"He should definitely be in the conversation for (defensive) MVP," Wright said.
Defensive end Michael Bennett noted that on a team full of players having great seasons, Wagner stands out as one of the NFL's best.
"Bobby's having an outstanding season," Bennett said. "Earl (Thomas)'s having a great season. Russell's having an outstanding season, Doug (Baldwin), so there's a lot of guys having great seasons, and Bobby is one of the best in the NFL right now."
Added Wilson: "Bobby Wagner is the best in the business at what he does, and he's been that for years."
Carroll called Wagner's 2017 season thus far, "as good as a defensive player can have. He's on top of everything.
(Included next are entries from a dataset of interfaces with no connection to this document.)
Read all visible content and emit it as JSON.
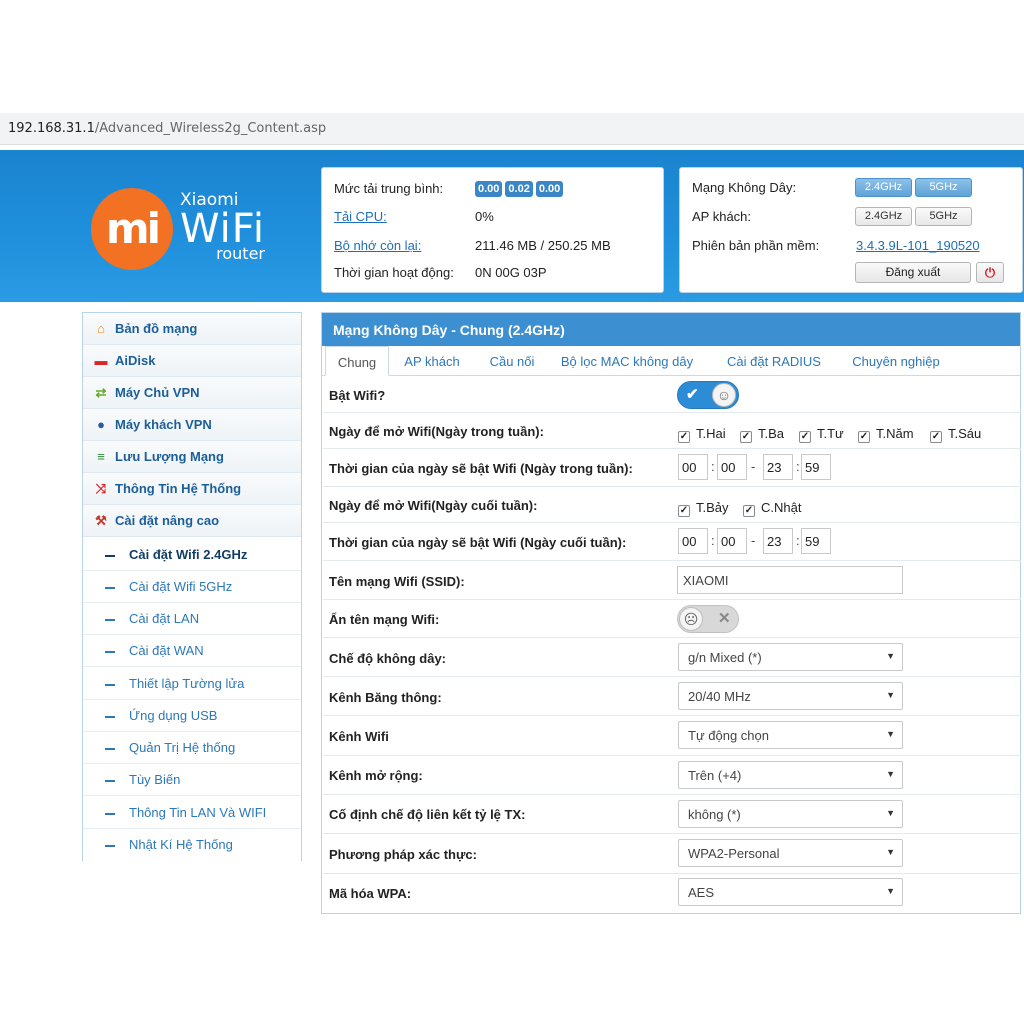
{
  "browser": {
    "host": "192.168.31.1",
    "path": "/Advanced_Wireless2g_Content.asp"
  },
  "logo": {
    "mark": "mi",
    "brand": "Xiaomi",
    "product": "WiFi",
    "sub": "router"
  },
  "status": {
    "avg_load_label": "Mức tải trung bình:",
    "avg_load": [
      "0.00",
      "0.02",
      "0.00"
    ],
    "cpu_label": "Tải CPU:",
    "cpu": "0%",
    "mem_label": "Bộ nhớ còn lại:",
    "mem": "211.46 MB / 250.25 MB",
    "uptime_label": "Thời gian hoạt động:",
    "uptime": "0N 00G 03P"
  },
  "quick": {
    "wireless_label": "Mạng Không Dây:",
    "guest_label": "AP khách:",
    "fw_label": "Phiên bản phần mềm:",
    "fw": "3.4.3.9L-101_190520",
    "band_24": "2.4GHz",
    "band_5": "5GHz",
    "logout": "Đăng xuất",
    "power_icon": "power-icon"
  },
  "sidebar": {
    "items": [
      {
        "label": "Bản đồ mạng",
        "icon": "home-icon"
      },
      {
        "label": "AiDisk",
        "icon": "disk-icon"
      },
      {
        "label": "Máy Chủ VPN",
        "icon": "vpn-server-icon"
      },
      {
        "label": "Máy khách VPN",
        "icon": "globe-icon"
      },
      {
        "label": "Lưu Lượng Mạng",
        "icon": "traffic-icon"
      },
      {
        "label": "Thông Tin Hệ Thống",
        "icon": "shuffle-icon"
      },
      {
        "label": "Cài đặt nâng cao",
        "icon": "wrench-icon"
      }
    ],
    "subitems": [
      "Cài đặt Wifi 2.4GHz",
      "Cài đặt Wifi 5GHz",
      "Cài đặt LAN",
      "Cài đặt WAN",
      "Thiết lập Tường lửa",
      "Ứng dụng USB",
      "Quản Trị Hệ thống",
      "Tùy Biến",
      "Thông Tin LAN Và WIFI",
      "Nhật Kí Hệ Thống"
    ]
  },
  "main": {
    "title": "Mạng Không Dây - Chung (2.4GHz)",
    "tabs": [
      "Chung",
      "AP khách",
      "Cầu nối",
      "Bộ lọc MAC không dây",
      "Cài đặt RADIUS",
      "Chuyên nghiệp"
    ],
    "wifi_on_label": "Bật Wifi?",
    "weekday_label": "Ngày để mở Wifi(Ngày trong tuần):",
    "weekdays": [
      "T.Hai",
      "T.Ba",
      "T.Tư",
      "T.Năm",
      "T.Sáu"
    ],
    "weekday_time_label": "Thời gian của ngày sẽ bật Wifi (Ngày trong tuần):",
    "weekday_time": [
      "00",
      "00",
      "23",
      "59"
    ],
    "weekend_label": "Ngày để mở Wifi(Ngày cuối tuần):",
    "weekend": [
      "T.Bảy",
      "C.Nhật"
    ],
    "weekend_time_label": "Thời gian của ngày sẽ bật Wifi (Ngày cuối tuần):",
    "weekend_time": [
      "00",
      "00",
      "23",
      "59"
    ],
    "ssid_label": "Tên mạng Wifi (SSID):",
    "ssid": "XIAOMI",
    "hide_label": "Ẩn tên mạng Wifi:",
    "mode_label": "Chế độ không dây:",
    "mode": "g/n Mixed (*)",
    "bw_label": "Kênh Băng thông:",
    "bw": "20/40 MHz",
    "channel_label": "Kênh Wifi",
    "channel": "Tự động chọn",
    "ext_label": "Kênh mở rộng:",
    "ext": "Trên (+4)",
    "tx_label": "Cố định chế độ liên kết tỷ lệ TX:",
    "tx": "không (*)",
    "auth_label": "Phương pháp xác thực:",
    "auth": "WPA2-Personal",
    "enc_label": "Mã hóa WPA:",
    "enc": "AES",
    "time_sep": "-",
    "time_colon": ":"
  },
  "colors": {
    "header_blue": "#1f8fdc",
    "accent": "#3c8fd1",
    "logo_orange": "#f27122",
    "power_red": "#d9252a"
  }
}
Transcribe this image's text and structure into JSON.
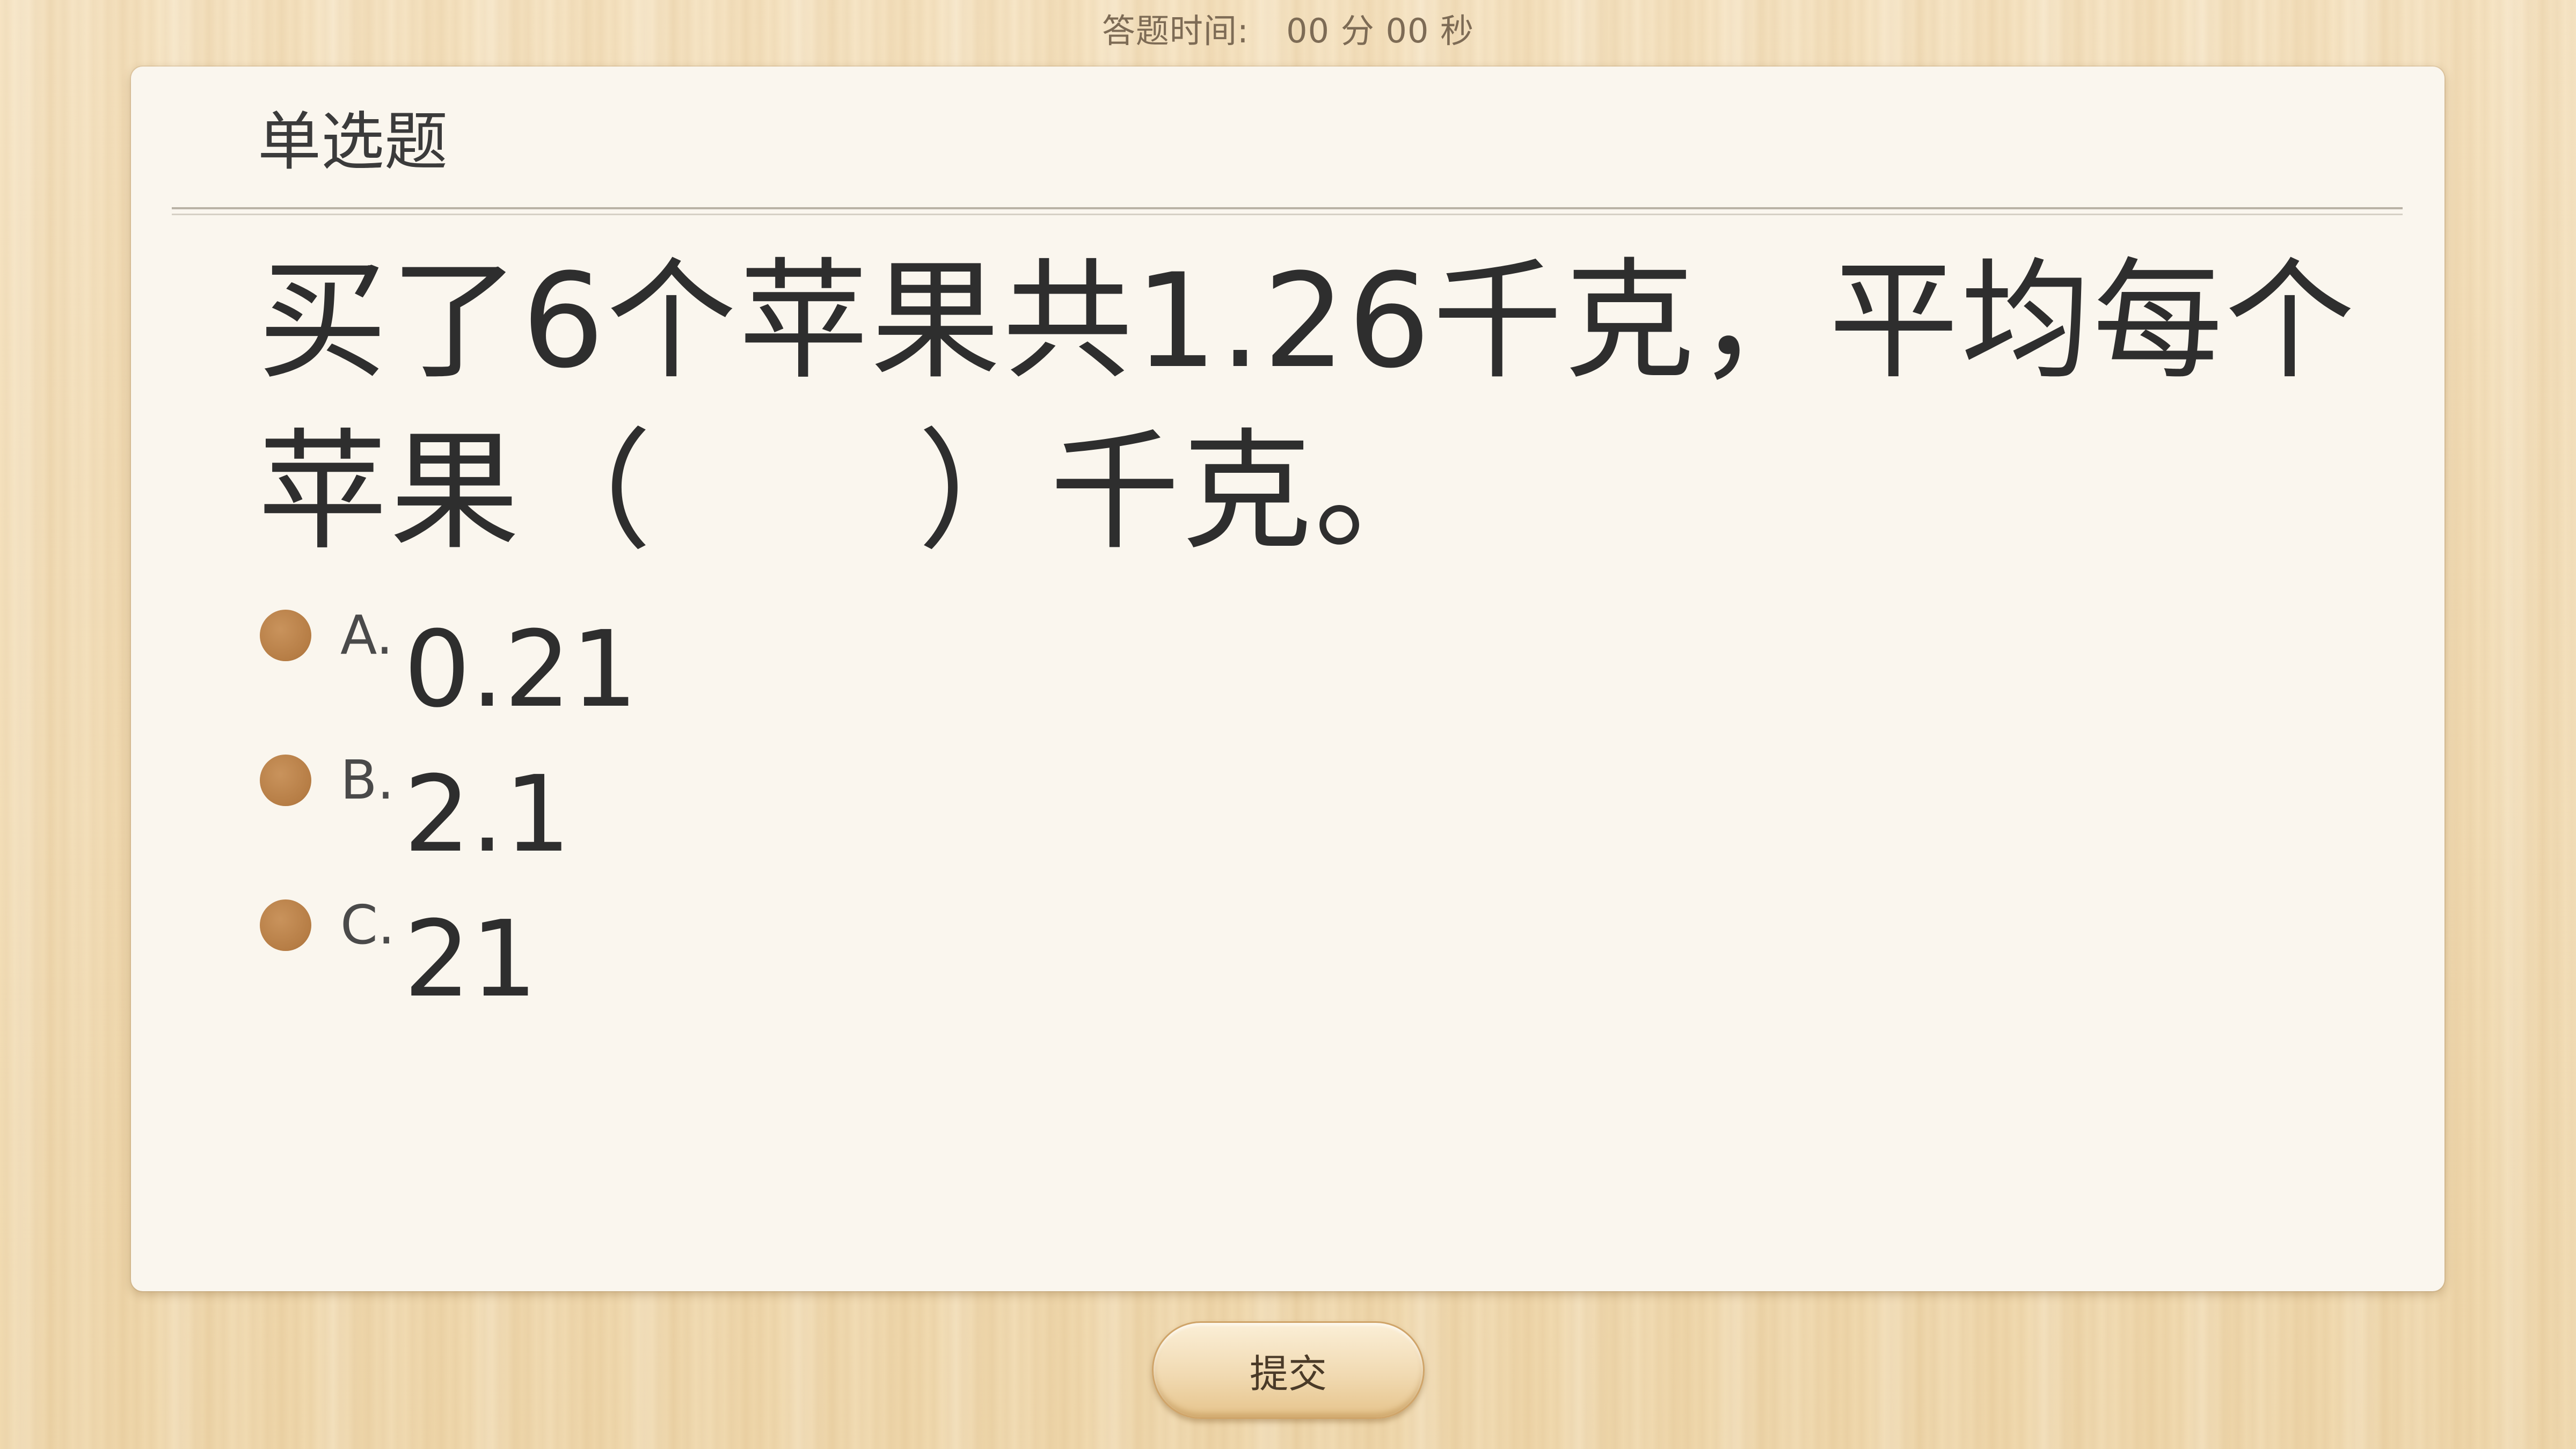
{
  "timer": {
    "label": "答题时间:",
    "minutes": "00",
    "minutes_unit": "分",
    "seconds": "00",
    "seconds_unit": "秒"
  },
  "question": {
    "type_label": "单选题",
    "text": "买了6个苹果共1.26千克，平均每个苹果（　　）千克。",
    "options": [
      {
        "letter": "A.",
        "value": "0.21"
      },
      {
        "letter": "B.",
        "value": "2.1"
      },
      {
        "letter": "C.",
        "value": "21"
      }
    ]
  },
  "submit": {
    "label": "提交"
  },
  "colors": {
    "background_wood": "#f3dfb9",
    "card": "#faf6ee",
    "option_dot": "#b67d45",
    "text": "#2e2e2e"
  }
}
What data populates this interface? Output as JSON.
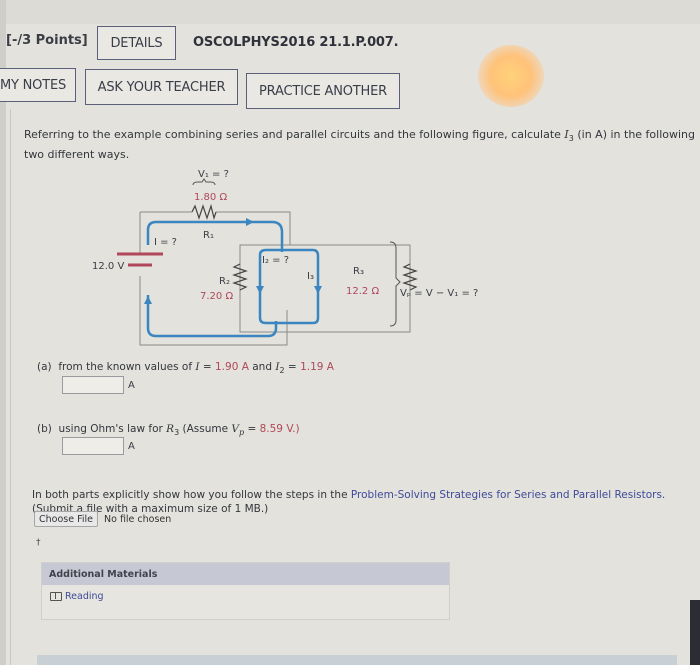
{
  "header": {
    "points": "[-/3 Points]",
    "details_label": "DETAILS",
    "problem_id": "OSCOLPHYS2016 21.1.P.007.",
    "my_notes_label": "MY NOTES",
    "ask_teacher_label": "ASK YOUR TEACHER",
    "practice_another_label": "PRACTICE ANOTHER"
  },
  "prompt": {
    "text_before": "Referring to the example combining series and parallel circuits and the following figure, calculate ",
    "var": "I",
    "var_sub": "3",
    "text_after": " (in A) in the following two different ways."
  },
  "circuit": {
    "v1_label": "V₁ = ?",
    "r1_value": "1.80 Ω",
    "r1_label": "R₁",
    "i_label": "I = ?",
    "battery_label": "12.0 V",
    "i2_label": "I₂ = ?",
    "r2_label": "R₂",
    "r2_value": "7.20 Ω",
    "i3_label": "I₃",
    "r3_label": "R₃",
    "r3_value": "12.2 Ω",
    "vp_label": "Vₚ = V − V₁ = ?"
  },
  "part_a": {
    "prefix": "(a)",
    "text": "from the known values of ",
    "i_var": "I",
    "eq1": " = ",
    "i_value": "1.90 A",
    "and": " and ",
    "i2_var": "I",
    "i2_sub": "2",
    "eq2": " = ",
    "i2_value": "1.19 A",
    "answer_value": "",
    "unit": "A"
  },
  "part_b": {
    "prefix": "(b)",
    "text": "using Ohm's law for ",
    "r_var": "R",
    "r_sub": "3",
    "assume": " (Assume ",
    "v_var": "V",
    "v_sub": "p",
    "eq": " = ",
    "v_value": "8.59 V.)",
    "answer_value": "",
    "unit": "A"
  },
  "instructions": {
    "text": "In both parts explicitly show how you follow the steps in the ",
    "link": "Problem-Solving Strategies for Series and Parallel Resistors.",
    "limit": "(Submit a file with a maximum size of 1 MB.)"
  },
  "file_upload": {
    "button_label": "Choose File",
    "status": "No file chosen"
  },
  "dagger": "†",
  "materials": {
    "title": "Additional Materials",
    "items": [
      {
        "label": "Reading",
        "icon": "book-icon"
      }
    ]
  },
  "colors": {
    "value_red": "#b0475a",
    "link_blue": "#3f4a9a",
    "current_blue": "#3b86c0",
    "wire_gray": "#8a8a8a"
  }
}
He's great at the running game, he's great at the pass game, he's a fantastic rusher. He's as good as you can hope for. He's having a great season."
But as great as Wagner has been this season and as impressive as his performance was Sunday, it wasn't surprising considering how long he has been playing at this level.
"That was extremely impressive," Baldwin said when asked about the interception. "But that's to be expected from a guy like Bobby. He makes plays all over the field in the run game and the passing game, so no surprise there.
"I couldn't be happier for him just the way he plays, the tenacity and the commitment he has to guys in this locker room. It's not surprising that he's having the success that he's having this year."
Game action photos from the Seahawks' 24-13 victory over the 49ers in Week 12 at Levi's Stadium.